If we place on the horizontal (“abscissa”) X-axis the advantage (or disadvantage) that someone obtains from his or her own actions, and on the vertical (“ordinate”) Y-axis the effects on other people, anyone of us can find a placement, based on the practical consequences of behavior, where a person (of group of people) is to be placed – in general or in a particular circumstance. It’s obvious that behaviors in “quadrant I” (top right) are at various levels of “intelligence”, while in “quadrant III” (bottom left) it’s stupidity.
It is also obvious that in the fourth quadrant (bottom right) we can find different levels of “banditism”. But those in the second (top left) can’t be so easily defined. (This is one of the points in which my interpretation is somewhat different from Cipolla’s definitions – another, more general, difference is explained in the final comments in this article).
They may be “hapless” or “hopeless” if and when they harm themselves and others without being aware of what they are doing. But the same placement in the coordinates could be the result of deliberately generous or “altruistic” behavior. In such cases the analysis could take one of two courses. Consider moral and social benefits – and therefore place those behaviors in the “intelligent” area. Or leave them where they are, on the left of the Y-axis, but use a different definition
Without getting into the details, that could be quite complex, of what can be done with this sort of analyses, a key fact is that the evaluation of different behaviors can be done on an individual basis (one-to-one) or on a wider scale, involving “large” systems (nations, international communities or even humanity as a whole) or not-so-wide environments (local situations, companies, associations, organized or informal groups, human communities of any sort, nature or size).
The system, as a whole, can improve or degrade as the result of a combination of several different behaviors, not all necessarily “altruistic”. But it’s clear that the greatest improvement is the result of “intelligent” action – and the worst deterioration is caused by stupidity. In other words, if each person or group of people mind too much their own interest, and don’t consider the effect of their actions on everyone else, there is a general decay of society as a whole – and so also those who thought they were being “smart” turn out to be stupid. But it often happens that this is understood when it’s too late.

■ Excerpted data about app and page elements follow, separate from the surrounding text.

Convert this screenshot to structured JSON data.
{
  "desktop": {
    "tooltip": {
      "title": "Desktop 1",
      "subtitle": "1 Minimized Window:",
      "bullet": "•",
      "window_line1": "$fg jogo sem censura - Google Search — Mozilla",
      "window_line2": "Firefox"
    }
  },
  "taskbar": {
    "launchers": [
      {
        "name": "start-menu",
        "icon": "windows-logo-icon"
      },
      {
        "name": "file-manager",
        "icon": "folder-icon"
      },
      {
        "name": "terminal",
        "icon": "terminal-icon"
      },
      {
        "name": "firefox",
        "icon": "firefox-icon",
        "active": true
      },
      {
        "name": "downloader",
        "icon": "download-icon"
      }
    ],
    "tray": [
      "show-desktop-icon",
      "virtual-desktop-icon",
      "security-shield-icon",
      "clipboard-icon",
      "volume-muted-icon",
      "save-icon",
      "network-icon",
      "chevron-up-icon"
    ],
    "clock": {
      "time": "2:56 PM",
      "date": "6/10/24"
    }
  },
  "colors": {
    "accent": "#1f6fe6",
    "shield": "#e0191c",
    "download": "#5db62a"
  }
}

This confirms the basic concept: the most dangerous factor in every human society is stupidity."